Wednesday, March 25, 2015Tweet
[IWS] AfDB: TAKING AFRICA'S IRREGULAR MIGRANTS INTO ACCOUNT: TRENDS, CHALLENGES, AND POLICY OPTIONS [23 March 2015]
IWS Documented News Service
Institute for Workplace Studies-----------------Professor Samuel B. Bacharach
School of Industrial & Labor Relations-------- Director, Institute for Workplace Studies
16 East 34th Street, 4th floor--------------------Stuart Basefsky
New York, NY 10016 -------------------------------Director, IWS News Bureau
NOTE: Funding for this service ends on 31 March 2015. Postings will end on this date as well.
African Development Bank (AfDB)
Economic Brief: vol.5, issue 1
TAKING AFRICA'S IRREGULAR MIGRANTS INTO ACCOUNT: TRENDS, CHALLENGES, AND POLICY OPTIONS [23 March 2015]

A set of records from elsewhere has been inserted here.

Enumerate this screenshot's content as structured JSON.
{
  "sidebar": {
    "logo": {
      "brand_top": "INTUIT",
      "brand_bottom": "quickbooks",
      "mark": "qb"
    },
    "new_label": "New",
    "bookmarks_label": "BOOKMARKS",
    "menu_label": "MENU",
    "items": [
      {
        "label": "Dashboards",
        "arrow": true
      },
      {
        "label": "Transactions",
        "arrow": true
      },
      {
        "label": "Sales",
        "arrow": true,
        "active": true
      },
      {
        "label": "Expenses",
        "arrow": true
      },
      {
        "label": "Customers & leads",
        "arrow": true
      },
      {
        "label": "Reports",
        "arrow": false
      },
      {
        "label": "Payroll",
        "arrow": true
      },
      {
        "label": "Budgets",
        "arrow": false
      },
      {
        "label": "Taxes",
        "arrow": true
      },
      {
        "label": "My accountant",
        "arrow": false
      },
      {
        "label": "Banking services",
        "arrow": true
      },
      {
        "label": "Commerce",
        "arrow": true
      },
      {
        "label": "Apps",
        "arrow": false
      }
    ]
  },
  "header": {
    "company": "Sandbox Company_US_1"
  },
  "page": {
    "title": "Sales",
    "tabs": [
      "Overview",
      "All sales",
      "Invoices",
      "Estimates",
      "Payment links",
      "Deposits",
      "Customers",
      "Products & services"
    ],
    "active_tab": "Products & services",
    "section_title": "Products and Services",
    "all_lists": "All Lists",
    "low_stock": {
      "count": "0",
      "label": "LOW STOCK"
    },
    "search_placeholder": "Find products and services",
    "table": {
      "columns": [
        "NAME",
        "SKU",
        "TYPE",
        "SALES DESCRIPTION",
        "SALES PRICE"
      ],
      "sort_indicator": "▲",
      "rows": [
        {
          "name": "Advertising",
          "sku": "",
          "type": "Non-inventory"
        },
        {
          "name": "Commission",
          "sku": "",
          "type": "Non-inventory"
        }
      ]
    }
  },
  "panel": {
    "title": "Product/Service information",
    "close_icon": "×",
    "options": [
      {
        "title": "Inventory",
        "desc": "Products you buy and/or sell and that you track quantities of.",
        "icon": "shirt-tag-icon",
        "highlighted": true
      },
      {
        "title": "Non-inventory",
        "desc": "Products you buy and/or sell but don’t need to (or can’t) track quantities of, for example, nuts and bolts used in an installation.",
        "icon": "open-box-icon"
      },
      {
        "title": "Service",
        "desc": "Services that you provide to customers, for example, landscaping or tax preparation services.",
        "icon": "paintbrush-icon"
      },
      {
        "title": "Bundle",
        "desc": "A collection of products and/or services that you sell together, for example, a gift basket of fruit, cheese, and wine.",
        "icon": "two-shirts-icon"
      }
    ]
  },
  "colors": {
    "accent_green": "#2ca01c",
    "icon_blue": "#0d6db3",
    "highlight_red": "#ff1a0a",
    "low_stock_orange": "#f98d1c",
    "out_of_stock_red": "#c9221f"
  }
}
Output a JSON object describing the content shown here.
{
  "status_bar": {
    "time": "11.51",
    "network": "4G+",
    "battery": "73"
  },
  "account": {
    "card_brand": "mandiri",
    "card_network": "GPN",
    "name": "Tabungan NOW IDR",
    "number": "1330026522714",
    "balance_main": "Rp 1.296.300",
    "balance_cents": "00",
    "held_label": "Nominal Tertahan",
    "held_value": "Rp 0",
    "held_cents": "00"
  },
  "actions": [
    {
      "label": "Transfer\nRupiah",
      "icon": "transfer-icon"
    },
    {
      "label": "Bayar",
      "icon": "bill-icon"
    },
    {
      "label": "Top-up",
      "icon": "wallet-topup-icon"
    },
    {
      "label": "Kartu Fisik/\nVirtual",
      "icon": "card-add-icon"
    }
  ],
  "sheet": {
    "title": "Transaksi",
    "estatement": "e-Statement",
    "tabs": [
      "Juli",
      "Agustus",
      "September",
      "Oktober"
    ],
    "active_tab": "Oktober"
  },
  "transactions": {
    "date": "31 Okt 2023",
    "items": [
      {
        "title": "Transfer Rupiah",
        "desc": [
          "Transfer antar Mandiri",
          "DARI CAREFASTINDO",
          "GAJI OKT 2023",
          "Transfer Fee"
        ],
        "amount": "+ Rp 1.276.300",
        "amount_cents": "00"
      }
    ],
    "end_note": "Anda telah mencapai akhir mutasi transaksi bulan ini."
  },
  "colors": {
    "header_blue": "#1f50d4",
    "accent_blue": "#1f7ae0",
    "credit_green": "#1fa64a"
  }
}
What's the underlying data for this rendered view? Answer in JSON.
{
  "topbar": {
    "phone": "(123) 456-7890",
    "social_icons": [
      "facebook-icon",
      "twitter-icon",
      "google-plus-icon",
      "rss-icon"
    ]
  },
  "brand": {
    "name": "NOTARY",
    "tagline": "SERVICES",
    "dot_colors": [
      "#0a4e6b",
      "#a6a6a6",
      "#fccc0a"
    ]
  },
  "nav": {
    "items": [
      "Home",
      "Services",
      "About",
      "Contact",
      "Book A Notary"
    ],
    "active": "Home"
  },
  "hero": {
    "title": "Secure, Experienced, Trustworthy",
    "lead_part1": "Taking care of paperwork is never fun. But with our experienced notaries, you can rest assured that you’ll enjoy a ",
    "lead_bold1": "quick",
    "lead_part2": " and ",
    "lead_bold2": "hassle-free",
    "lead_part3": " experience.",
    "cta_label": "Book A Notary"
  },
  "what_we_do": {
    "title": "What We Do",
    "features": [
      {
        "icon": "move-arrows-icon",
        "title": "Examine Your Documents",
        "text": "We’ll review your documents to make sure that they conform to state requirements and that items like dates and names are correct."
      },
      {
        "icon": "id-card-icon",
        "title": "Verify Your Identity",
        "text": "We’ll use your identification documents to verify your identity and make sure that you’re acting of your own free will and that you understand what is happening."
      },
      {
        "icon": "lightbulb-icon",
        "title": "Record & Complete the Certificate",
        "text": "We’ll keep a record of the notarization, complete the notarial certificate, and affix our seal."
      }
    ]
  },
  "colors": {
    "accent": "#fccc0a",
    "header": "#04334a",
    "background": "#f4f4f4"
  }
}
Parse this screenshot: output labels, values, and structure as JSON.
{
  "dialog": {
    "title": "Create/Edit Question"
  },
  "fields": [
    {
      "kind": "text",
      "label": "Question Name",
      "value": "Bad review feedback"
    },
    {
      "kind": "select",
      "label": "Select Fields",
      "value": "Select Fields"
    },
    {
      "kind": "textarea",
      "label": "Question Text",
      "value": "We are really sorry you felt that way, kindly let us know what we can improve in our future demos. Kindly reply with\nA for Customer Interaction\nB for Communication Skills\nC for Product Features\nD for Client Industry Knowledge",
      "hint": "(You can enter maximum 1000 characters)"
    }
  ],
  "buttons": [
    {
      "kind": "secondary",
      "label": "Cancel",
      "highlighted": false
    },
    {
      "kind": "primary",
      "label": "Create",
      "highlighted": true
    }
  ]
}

by Charlotte Karagueuzian and Audrey Verdier-Chouchane
[full-text, 16 pages]
According to the International Organization of Migration (2013), irregular migration refers to “movement that takes place outside the regulatory norms of the origin, transit and destination countries”. A migrant is considered as irregular when he does not meet the immigration laws’ requirements while entering, residing or working in a given transit or receiving country. In its 2010 report, IOM (2010) estimated irregular migrants at between 20 to 30 million people worldwide. This represents 10 to 15% of international migration flows. The United Nations (2013) estimate that inter-State migrants stood at 232 million in 2010.
African migrants (both regular and irregular) essentially move within sub-regions, from small, island, landlocked and conflictaffected countries to coastal areas, in search for job opportunities and security. Out of the African regular migrants, 55% migrate within the continent, which is the most important South-South migration flow after Asia according to the Department of Economic and Social Affairs of the United Nations (2013).
The major bilateral corridors in Africa are Burkina Faso-Côte d’Ivoire (1.6 million), Zimbabwe-South Africa (1.3 million) and Mozambique-South Africa (1.2 million) (Crush, 2010). The top ten sending countries in Africa, which experience an emigration rate of 10%, are Cap Verde, Equatorial Guinea, Sao Tome & Principe, Mali, Morocco, Burkina Faso, Benin, Tunisia, Congo and Algeria (Ratha et al., 2011). The traditional receiving countries are South Africa, Côte d’Ivoire, Kenya, Gabon and Libya (Ratha et al., 2011).
1 | Introduction p.1
2 | An overview of irregular migration in Africa p.2
3 | Acknowledging the gap in qualitative data on irregular migrants p.6
4 | Restrictive irregular migration management: a failure p.9
5 | Policy recommendations: the benefits for the host country of removing policy barriers to irregular migrants p.11
6 | Concluding remarks p.13
7 | References p.14
This information is provided to subscribers, friends, faculty, students and alumni of the School of Industrial & Labor Relations (ILR). It is a service of the Institute for Workplace Studies (IWS) in New York City. Stuart Basefsky is responsible for the selection of the contents which is intended to keep researchers, companies, workers, and governments aware of the latest information related to ILR disciplines as it becomes available for the purposes of research, understanding and debate. The content does not reflect the opinions or positions of Cornell University, the School of Industrial & Labor Relations, or that of Mr. Basefsky and should not be construed as such. The service is unique in that it provides the original source documentation, via links, behind the news and research of the day. Use of the information provided is unrestricted. However, it is requested that users acknowledge that the information was found via the IWS Documented News Service.
Links to this post: